**Available data**.
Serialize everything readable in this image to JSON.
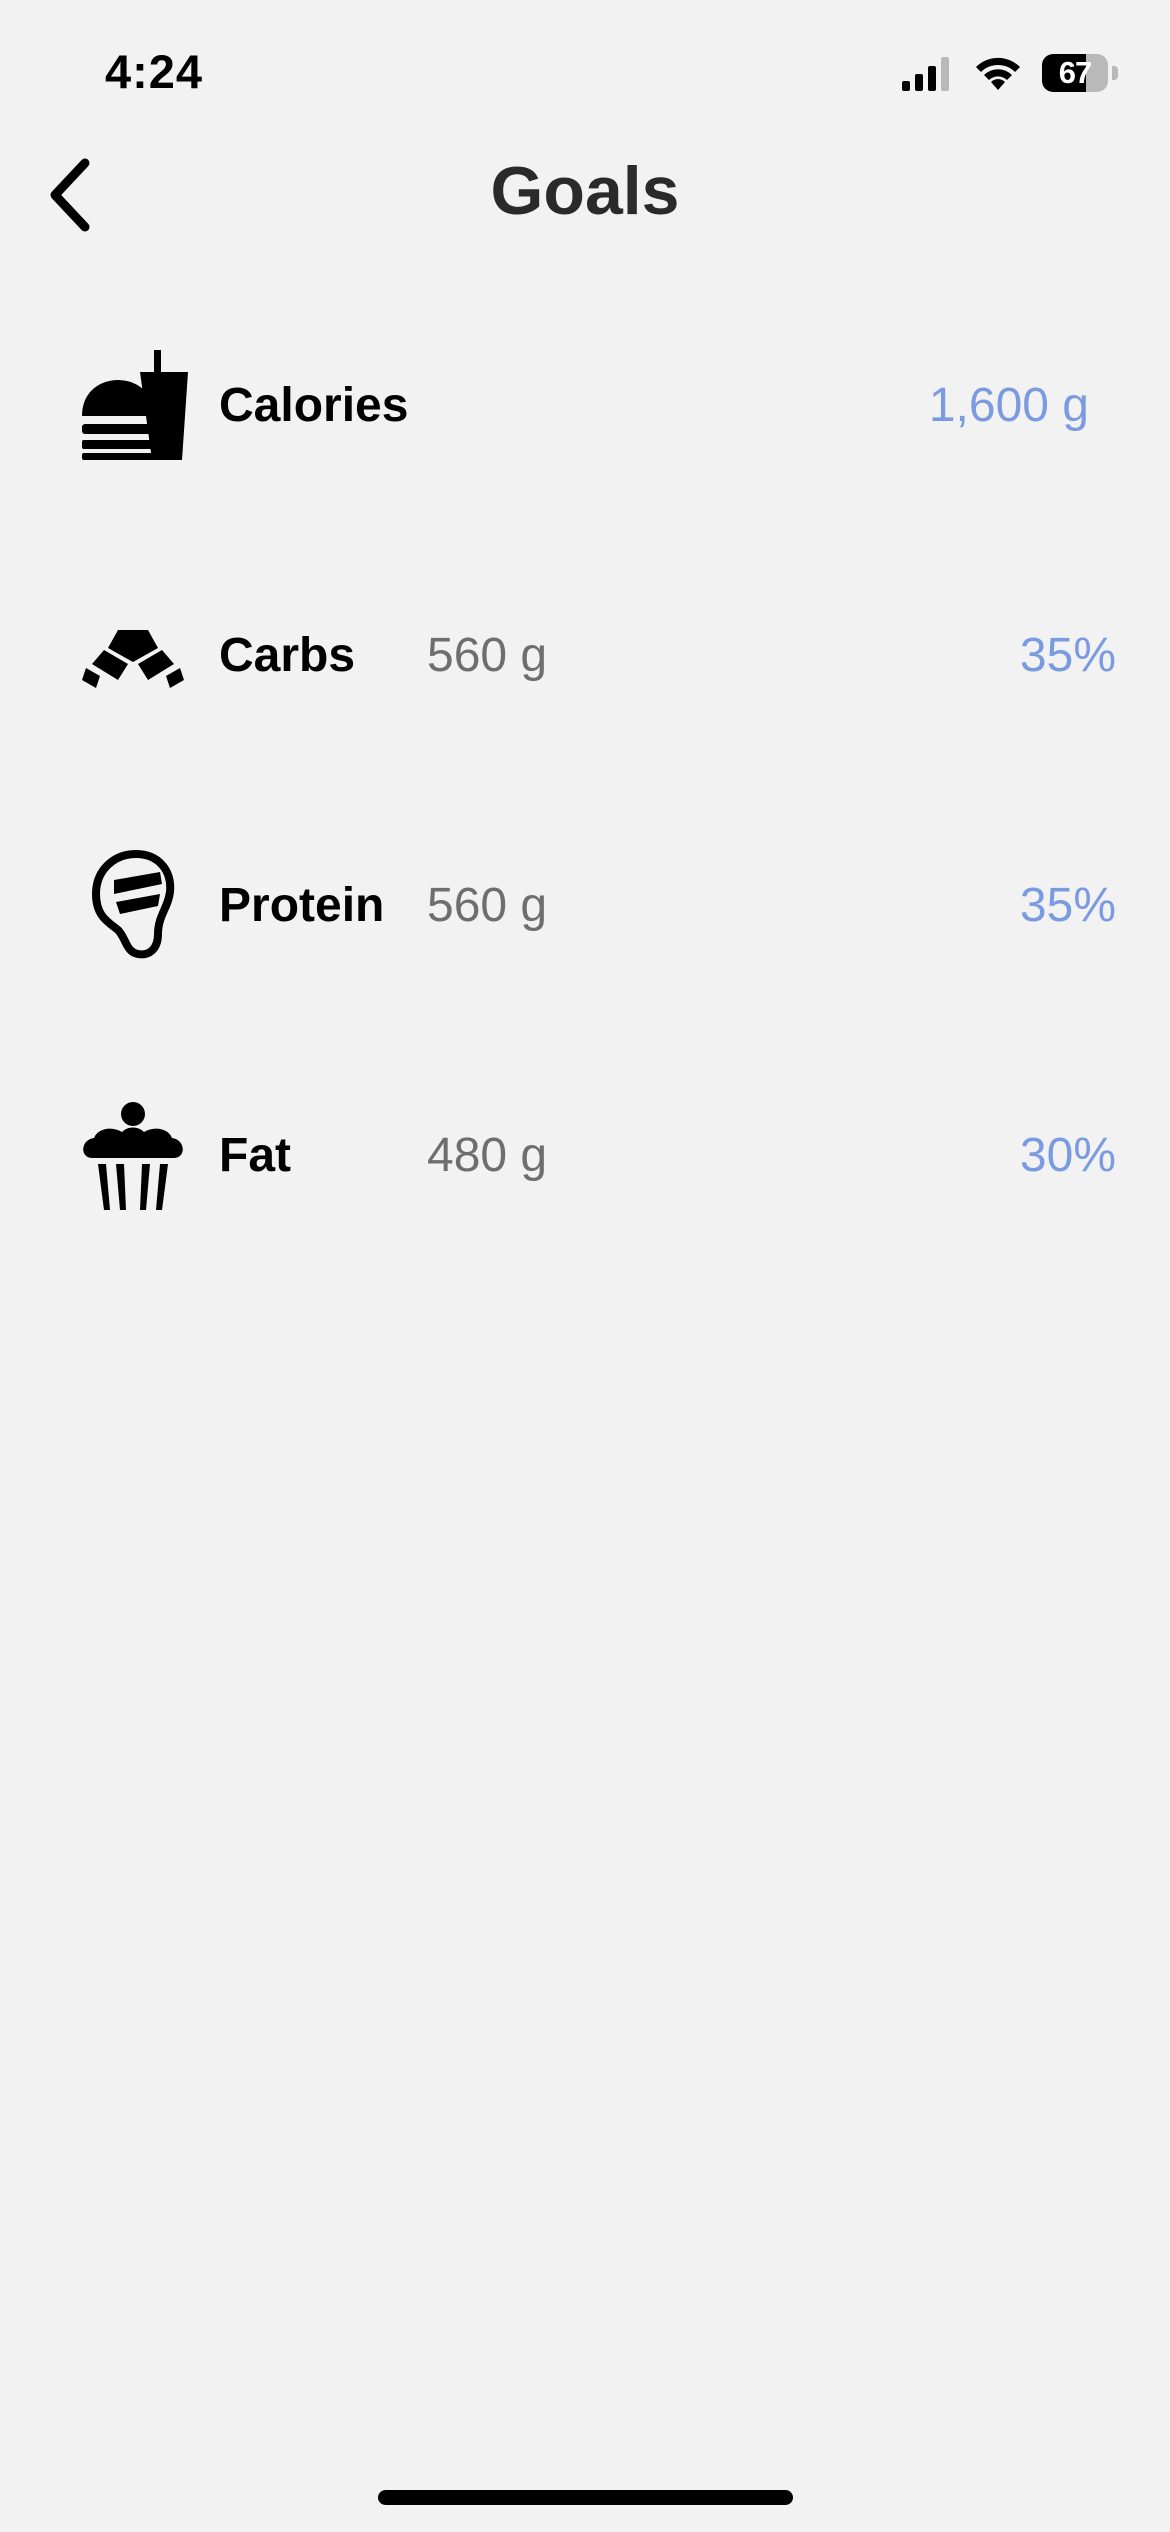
{
  "status_bar": {
    "time": "4:24",
    "battery_percent": "67",
    "battery_level": 0.67
  },
  "nav": {
    "title": "Goals"
  },
  "goals": [
    {
      "label": "Calories",
      "grams": "",
      "value": "1,600 g",
      "icon": "burger-drink-icon"
    },
    {
      "label": "Carbs",
      "grams": "560 g",
      "value": "35%",
      "icon": "croissant-icon"
    },
    {
      "label": "Protein",
      "grams": "560 g",
      "value": "35%",
      "icon": "steak-icon"
    },
    {
      "label": "Fat",
      "grams": "480 g",
      "value": "30%",
      "icon": "cupcake-icon"
    }
  ],
  "colors": {
    "background": "#f2f2f2",
    "accent": "#7b9be0",
    "secondary_text": "#6e6e6e"
  }
}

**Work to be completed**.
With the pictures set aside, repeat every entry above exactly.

**Response to this exercise**.
Serialize everything readable in this image to JSON.
{
  "status_bar": {
    "time": "4:24",
    "battery_percent": "67",
    "battery_level": 0.67
  },
  "nav": {
    "title": "Goals"
  },
  "goals": [
    {
      "label": "Calories",
      "grams": "",
      "value": "1,600 g",
      "icon": "burger-drink-icon"
    },
    {
      "label": "Carbs",
      "grams": "560 g",
      "value": "35%",
      "icon": "croissant-icon"
    },
    {
      "label": "Protein",
      "grams": "560 g",
      "value": "35%",
      "icon": "steak-icon"
    },
    {
      "label": "Fat",
      "grams": "480 g",
      "value": "30%",
      "icon": "cupcake-icon"
    }
  ],
  "colors": {
    "background": "#f2f2f2",
    "accent": "#7b9be0",
    "secondary_text": "#6e6e6e"
  }
}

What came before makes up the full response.